The bosses of two energy firms are calling for green levies on bills to be scrapped to help customers facing higher prices.
The founder of Ecotricity described the levies on energy bills as a “stealth tax” of hundreds of pounds a year.
Centrica’s boss is also urging government to fund green programmes through general taxation instead.
Thousands of households have seen their energy bills rise in recent months.
Spiralling wholesale gas prices, increased demand for energy in Asia and a summer with little wind have all contributed to soaring costs faced by suppliers and consumers.
Ecotricity boss Dale Vince told the BBC’s Wake up to Money programme: “The government talk about high energy prices and bemoan them… but what they don’t talk about is the fact they take £9bn a year from our energy bills in a combination of VAT and about five social and environmental policies.”
Currently, about 12% of an energy bill set at the level of the Energy Price Cap of £1,277 goes towards funding green energy programmes, such as support for low-carbon electricity generation.
The price cap, which sets the maximum rate a supplier can charge annually on a dual fuel tariff in England, Scotland and Wales, will go up again in April after a review by the regulator Ofgem.
Mr Vince suggested that prices could jump because of green levies applied to bills.
“That’s about half of the rise that’s coming through the price cap. [The government] could take that away in a flash,” he said.
Writing in the Sun on Friday, the chief executive of British Gas owner Centrica, Chris O’Shea, suggested stripping environmental and social levies out of energy bills and to “fund ‘green’ programmes through general taxation instead”.
Mr O’Shea argued the move would reduce annual bills by £170 and spread the cost more fairly.
He also called on the government to consider suspending VAT on energy bills to help struggling households.
Torsten Bell, chief executive of the Resolution Foundation think tank, said suspending VAT would make a “small dent” to higher costs, but that it might not be as effective as it would benefit higher-earners as well.
“The important thing is that we have a much larger intervention aimed at lower-income households,” he said.
Energy suppliers have already warned that the impact of rising wholesale gas prices on households will be “an enormous crisis for 2022”, with fears that bills could soar by another 50% unless the government intervenes.
The idea of targeted financial support for fuel bills – along the lines of the current Warm Home Discount scheme – is emerging as a frontrunner in the race to tackle rising costs, although a number of options are being considered by government officials.
The current scheme offers those receiving certain state benefits the option to apply for a one-off £140 payment every winter.
This could be increased and the number of people eligible could be expanded more broadly.
A spokesperson for the Department for Business said that the current energy price cap was “insulating millions of consumers from high global gas prices”.
“We’ll continue to listen to consumers and businesses on how to manage the costs of energy.”

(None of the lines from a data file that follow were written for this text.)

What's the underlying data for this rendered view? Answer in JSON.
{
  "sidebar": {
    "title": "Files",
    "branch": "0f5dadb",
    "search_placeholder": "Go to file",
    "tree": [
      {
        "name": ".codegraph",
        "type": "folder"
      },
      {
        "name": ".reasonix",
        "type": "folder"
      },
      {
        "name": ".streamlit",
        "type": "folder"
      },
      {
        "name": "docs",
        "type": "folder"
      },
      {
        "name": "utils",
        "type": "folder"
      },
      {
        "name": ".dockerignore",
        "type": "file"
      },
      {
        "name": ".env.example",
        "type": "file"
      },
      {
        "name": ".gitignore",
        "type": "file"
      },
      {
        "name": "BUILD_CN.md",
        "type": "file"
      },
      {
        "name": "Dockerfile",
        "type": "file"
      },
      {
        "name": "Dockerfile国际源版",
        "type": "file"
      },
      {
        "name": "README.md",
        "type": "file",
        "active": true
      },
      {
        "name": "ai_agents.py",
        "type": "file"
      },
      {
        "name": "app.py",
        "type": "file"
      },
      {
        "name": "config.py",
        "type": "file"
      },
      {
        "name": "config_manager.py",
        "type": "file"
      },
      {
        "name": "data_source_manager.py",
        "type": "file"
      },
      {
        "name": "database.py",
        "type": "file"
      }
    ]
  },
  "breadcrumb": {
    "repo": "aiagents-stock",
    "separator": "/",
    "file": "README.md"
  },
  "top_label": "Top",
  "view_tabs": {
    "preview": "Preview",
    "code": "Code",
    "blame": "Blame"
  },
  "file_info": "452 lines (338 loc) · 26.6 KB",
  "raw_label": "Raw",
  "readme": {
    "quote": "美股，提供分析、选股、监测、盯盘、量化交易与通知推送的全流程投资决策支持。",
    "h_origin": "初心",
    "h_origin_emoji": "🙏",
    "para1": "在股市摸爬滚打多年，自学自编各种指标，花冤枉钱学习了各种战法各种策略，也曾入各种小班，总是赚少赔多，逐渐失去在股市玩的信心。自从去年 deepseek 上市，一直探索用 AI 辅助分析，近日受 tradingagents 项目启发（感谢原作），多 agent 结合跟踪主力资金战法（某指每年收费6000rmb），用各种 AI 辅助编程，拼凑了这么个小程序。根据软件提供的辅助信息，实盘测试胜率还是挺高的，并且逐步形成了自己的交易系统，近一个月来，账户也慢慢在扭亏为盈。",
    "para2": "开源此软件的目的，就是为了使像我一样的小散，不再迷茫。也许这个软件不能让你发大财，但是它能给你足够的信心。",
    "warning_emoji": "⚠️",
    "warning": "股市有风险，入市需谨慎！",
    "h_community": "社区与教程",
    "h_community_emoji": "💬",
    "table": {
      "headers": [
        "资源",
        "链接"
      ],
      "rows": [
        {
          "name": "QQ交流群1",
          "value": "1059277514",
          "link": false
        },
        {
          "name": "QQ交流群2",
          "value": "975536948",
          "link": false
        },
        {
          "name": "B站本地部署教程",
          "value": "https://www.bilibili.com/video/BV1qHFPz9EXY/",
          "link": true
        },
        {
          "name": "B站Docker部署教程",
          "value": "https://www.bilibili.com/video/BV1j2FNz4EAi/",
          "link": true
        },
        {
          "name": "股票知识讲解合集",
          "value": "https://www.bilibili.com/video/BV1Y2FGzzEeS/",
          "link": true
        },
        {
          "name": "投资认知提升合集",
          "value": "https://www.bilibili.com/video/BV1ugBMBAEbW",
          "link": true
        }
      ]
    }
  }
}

The department also pointed to schemes currently in place to help those facing high bills, such as the Warm Home Discount scheme, as well as the £500m Household Support Fund, which sees local councils distribute grants to struggling households in England.
Ecotricity boss Mr Vince also suggested that North Sea gas suppliers should face a windfall tax as some have seen profits increase as wholesale prices have surged.
According to experts at energy consultancy Wood MacKenzie, UK North Sea oil and gas companies are set to report near-record cashflows of nearly £14.9bn for the current financial year.
Shell, for example, said on Friday that it expected “significantly higher” gas revenues in the three months to December, despite ongoing supply issues.
“The North Sea operators have been making a killing this winter,” Mr Vince told the BBC.
“A windfall tax would be a fair thing to do, the North Sea operators don’t need that money, weren’t planning to have that money and it’s a hole we’ve got in the economy somewhere else.”
Energy watchdog Ofgem has also put forward a proposal for a third-party finance scheme, where bank loans would allow energy suppliers to spread out the cost of taking on new customers from failed competitors.
The Financial Times reported that NatWest and Barclays were in talks with the regulator, although both declined to comment when asked by BBC News.
Ofgem has launched a consultation on the scheme as an option “which would help reduce household bills from April 2022.”
An Ofgem spokesperson said if the scheme were approved, it would help the industry spread extra costs over several years.